As part of a quest to add some solid science fiction to my catalog, I’m working on a story that takes place on and around a planet which is not Earth, yet exists in the same universe as Earth. This planet cannot support humans, but has an ecosystem and atmosphere that supports native life. The humans from Earth wind up there for assorted reasons, and have to eat the native things to survive.
It’s a curious thing, deciding how a planet should work and without using “because magic” to explain the differences. Plants on Earth use chlorophyll, which absorbs red light so you see green (this is, of course, a gross oversimplification).
What if a different planet’s star doesn’t offer red light, or doesn’t offer as much as it does blue light? The plants might evolve differently, and you’d wind up with orange ones thriving. That one small change could ripple through the ecosystem in a zillion tiny ways. Or it might have no real effect whatsoever, because the process that replaced chlorophyll might work exactly the same from the perspective of the things eating it.
How does one decide whether to tinker with the basic assumptions of life, or to leave them alone in the name of having fewer things to point out as specifically different? I’m not concerned about explaining why this aspect is different, because it doesn’t matter. When something doesn’t matter, explanations are unnecessary and annoying.
The question is: Where is the line? At what point does making something strange become a gag or a gimmick, an oddity too far? Sadly, I’m not sure there’s a one-size-fits-all answer. I still intend to pursue it.

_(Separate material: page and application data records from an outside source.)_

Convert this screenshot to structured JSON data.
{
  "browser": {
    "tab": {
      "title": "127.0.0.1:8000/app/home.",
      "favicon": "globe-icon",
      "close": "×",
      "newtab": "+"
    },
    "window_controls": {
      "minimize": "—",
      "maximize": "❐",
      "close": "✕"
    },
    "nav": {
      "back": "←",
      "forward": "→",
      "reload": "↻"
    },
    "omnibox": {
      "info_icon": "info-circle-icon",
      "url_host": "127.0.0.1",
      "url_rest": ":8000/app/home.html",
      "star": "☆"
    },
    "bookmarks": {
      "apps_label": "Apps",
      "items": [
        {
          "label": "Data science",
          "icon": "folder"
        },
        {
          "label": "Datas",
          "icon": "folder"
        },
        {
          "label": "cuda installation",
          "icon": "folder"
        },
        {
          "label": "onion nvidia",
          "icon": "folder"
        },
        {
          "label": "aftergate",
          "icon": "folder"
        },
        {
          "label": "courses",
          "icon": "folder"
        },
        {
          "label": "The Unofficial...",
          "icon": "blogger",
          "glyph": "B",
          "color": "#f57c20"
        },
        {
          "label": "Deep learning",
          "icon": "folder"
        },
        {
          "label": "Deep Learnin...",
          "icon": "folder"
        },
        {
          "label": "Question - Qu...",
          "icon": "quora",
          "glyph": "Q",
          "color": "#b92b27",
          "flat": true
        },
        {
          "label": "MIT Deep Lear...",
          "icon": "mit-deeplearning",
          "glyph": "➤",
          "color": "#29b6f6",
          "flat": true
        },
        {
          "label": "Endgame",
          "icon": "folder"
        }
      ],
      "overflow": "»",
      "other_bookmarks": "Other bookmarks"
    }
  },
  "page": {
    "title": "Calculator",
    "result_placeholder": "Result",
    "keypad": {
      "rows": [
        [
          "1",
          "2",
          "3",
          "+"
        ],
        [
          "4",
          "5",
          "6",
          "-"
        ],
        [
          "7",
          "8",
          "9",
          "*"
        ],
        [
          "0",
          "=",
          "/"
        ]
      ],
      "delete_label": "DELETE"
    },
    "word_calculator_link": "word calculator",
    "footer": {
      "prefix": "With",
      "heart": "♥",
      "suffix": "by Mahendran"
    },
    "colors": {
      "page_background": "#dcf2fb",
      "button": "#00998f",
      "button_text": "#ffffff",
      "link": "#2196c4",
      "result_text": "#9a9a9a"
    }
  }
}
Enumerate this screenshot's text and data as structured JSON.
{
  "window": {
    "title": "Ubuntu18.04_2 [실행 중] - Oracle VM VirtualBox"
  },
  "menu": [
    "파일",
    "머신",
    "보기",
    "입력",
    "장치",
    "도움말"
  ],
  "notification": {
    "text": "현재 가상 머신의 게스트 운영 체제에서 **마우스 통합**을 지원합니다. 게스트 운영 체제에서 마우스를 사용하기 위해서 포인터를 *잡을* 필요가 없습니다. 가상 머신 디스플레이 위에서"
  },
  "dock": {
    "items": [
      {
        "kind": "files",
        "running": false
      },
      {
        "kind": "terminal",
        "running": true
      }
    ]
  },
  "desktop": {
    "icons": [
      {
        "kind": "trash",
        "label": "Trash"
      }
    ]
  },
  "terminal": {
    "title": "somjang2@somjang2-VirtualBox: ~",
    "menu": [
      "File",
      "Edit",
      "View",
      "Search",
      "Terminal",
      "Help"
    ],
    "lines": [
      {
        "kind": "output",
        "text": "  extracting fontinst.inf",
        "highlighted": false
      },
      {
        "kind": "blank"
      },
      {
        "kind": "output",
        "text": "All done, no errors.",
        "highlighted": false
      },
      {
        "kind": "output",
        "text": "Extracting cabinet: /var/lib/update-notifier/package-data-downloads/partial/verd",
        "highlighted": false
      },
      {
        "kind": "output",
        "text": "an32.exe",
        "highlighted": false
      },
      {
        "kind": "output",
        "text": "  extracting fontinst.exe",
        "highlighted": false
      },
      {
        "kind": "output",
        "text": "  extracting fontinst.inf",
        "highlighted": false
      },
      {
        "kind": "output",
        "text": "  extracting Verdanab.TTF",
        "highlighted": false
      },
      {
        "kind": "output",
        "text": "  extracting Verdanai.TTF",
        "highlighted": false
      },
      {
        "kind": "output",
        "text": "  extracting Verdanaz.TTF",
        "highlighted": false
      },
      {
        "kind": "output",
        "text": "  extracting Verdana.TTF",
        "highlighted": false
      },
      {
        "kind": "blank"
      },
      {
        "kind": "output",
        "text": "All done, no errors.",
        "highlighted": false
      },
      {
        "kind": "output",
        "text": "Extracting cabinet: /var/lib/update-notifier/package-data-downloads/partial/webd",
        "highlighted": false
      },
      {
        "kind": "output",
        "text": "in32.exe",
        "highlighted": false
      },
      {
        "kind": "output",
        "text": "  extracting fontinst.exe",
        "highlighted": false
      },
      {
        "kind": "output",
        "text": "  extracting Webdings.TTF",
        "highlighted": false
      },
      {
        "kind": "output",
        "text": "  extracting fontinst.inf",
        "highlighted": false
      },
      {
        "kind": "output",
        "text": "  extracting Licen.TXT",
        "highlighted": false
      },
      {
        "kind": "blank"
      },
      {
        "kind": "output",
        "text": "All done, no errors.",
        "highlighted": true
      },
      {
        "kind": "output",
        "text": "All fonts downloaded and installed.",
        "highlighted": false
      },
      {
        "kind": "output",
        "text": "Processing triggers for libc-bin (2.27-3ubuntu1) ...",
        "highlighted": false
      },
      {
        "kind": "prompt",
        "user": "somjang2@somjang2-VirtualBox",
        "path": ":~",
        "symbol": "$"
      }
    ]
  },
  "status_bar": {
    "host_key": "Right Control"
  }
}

I think those questions are the best reason ever to write a scifi tale. Searching for the answers and building the world is an adventure in itself. I will be interested in seeing how this plays out!